Texture Ceiling Ideas - New Sheetrock
A method that is not mentioned at "Drywallschool. com" is using a paint roller. My dad, who was a plasterer (a great one) for 28 years, recommended this method to us when we textured our entire living room and hallway (30 sheets of sheetrock). It saved moving all of our furnishings out of the room.
We used a thick nap roller and drywall mud thinned to the consistency of thick paint. Actually, the consistency is up to you. You can roll it on in any of multiple textures and patterns. Press lightly and you get a heavy peaked effect. Press more firmly and you get a smoother effect. The reason most people like this method is because they have used a paint roller numerous times.
The one thing to be aware of is that drywall mud takes more diligence to get the overlaps correct. It doesn't work like paint.

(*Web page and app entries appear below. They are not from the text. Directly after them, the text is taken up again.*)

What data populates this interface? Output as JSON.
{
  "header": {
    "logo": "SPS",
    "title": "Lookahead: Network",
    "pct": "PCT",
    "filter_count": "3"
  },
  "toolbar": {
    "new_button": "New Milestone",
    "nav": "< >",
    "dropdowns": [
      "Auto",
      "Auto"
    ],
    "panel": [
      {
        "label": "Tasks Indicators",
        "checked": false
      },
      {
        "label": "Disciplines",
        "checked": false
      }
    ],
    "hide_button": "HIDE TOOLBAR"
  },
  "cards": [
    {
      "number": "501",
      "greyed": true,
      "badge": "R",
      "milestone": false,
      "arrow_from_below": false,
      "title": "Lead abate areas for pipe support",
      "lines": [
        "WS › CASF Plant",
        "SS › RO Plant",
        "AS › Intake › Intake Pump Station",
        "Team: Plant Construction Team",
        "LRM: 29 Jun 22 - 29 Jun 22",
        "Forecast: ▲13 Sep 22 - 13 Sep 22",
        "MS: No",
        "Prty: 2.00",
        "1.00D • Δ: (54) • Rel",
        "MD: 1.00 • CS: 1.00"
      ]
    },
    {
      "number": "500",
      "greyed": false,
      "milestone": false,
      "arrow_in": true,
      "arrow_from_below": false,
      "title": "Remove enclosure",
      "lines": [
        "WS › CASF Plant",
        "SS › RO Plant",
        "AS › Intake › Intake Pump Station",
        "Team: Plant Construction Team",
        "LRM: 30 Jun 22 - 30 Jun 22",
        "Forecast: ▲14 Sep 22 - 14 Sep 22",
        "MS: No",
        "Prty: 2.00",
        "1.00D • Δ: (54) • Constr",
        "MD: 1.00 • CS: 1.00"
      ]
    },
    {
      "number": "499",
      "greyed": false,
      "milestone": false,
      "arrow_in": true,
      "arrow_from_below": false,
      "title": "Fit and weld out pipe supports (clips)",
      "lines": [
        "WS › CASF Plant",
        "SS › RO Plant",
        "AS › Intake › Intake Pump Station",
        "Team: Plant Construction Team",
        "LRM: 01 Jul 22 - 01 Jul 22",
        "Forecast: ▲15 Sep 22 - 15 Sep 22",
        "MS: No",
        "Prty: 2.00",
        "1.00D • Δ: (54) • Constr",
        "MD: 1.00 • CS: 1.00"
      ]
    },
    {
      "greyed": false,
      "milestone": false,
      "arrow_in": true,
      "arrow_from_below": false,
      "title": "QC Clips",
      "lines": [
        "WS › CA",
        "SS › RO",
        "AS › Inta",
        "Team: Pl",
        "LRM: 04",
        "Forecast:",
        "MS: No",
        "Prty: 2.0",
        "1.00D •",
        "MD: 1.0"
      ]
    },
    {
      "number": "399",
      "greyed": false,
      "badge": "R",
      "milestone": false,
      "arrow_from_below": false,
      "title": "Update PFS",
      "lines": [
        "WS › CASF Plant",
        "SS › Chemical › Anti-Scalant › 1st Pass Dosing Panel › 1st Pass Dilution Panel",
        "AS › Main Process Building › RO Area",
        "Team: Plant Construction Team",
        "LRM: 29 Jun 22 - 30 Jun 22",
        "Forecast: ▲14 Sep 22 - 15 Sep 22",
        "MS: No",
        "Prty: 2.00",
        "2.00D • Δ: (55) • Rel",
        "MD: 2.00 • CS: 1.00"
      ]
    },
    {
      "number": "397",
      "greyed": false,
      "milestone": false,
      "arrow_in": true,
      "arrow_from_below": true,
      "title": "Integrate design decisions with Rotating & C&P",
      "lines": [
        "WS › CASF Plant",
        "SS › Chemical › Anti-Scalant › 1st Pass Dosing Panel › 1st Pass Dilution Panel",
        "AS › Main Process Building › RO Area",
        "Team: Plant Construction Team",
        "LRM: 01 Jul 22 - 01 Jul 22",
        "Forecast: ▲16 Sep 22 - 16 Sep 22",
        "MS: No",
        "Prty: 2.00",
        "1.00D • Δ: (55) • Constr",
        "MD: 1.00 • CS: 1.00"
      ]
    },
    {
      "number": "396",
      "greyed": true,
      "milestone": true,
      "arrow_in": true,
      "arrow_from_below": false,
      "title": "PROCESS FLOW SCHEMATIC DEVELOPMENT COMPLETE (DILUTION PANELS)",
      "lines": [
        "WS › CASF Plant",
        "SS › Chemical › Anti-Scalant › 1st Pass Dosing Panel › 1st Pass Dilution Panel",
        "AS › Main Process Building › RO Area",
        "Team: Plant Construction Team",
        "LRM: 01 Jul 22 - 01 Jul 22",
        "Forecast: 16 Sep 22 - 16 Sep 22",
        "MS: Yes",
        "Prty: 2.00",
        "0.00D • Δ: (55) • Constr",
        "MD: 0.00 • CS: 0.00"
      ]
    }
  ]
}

It doesn't soak into the surface of the sheetrock. So, I highly recommend trying it on a scrap piece of sheetrock if you decide to try this method.
It worked very nicely for us. We did an orange peel type texture; and others by accident. Everybody who has seen it, can't believe that we did it with a roller. I have to admit, if I didn't know how it was done, I could not tell you.
I have done allot of texturing and this was the easiest method of all. The knockdown texture is the most technical. You must spray it on at the perfect consistency, let it dry to the perfect moisture content and then keep the lumps out of it. Otherwise, you will have lines, made by the lumps, that are nearly impossible to remove.
One thing to keep in mind when you are texturing is that you can remove the new "wet" texture easily with a large blade taping knife. This works great until it begins to dry.
Last edited by Handyman50; 10-30-2007 at 10:10 PM.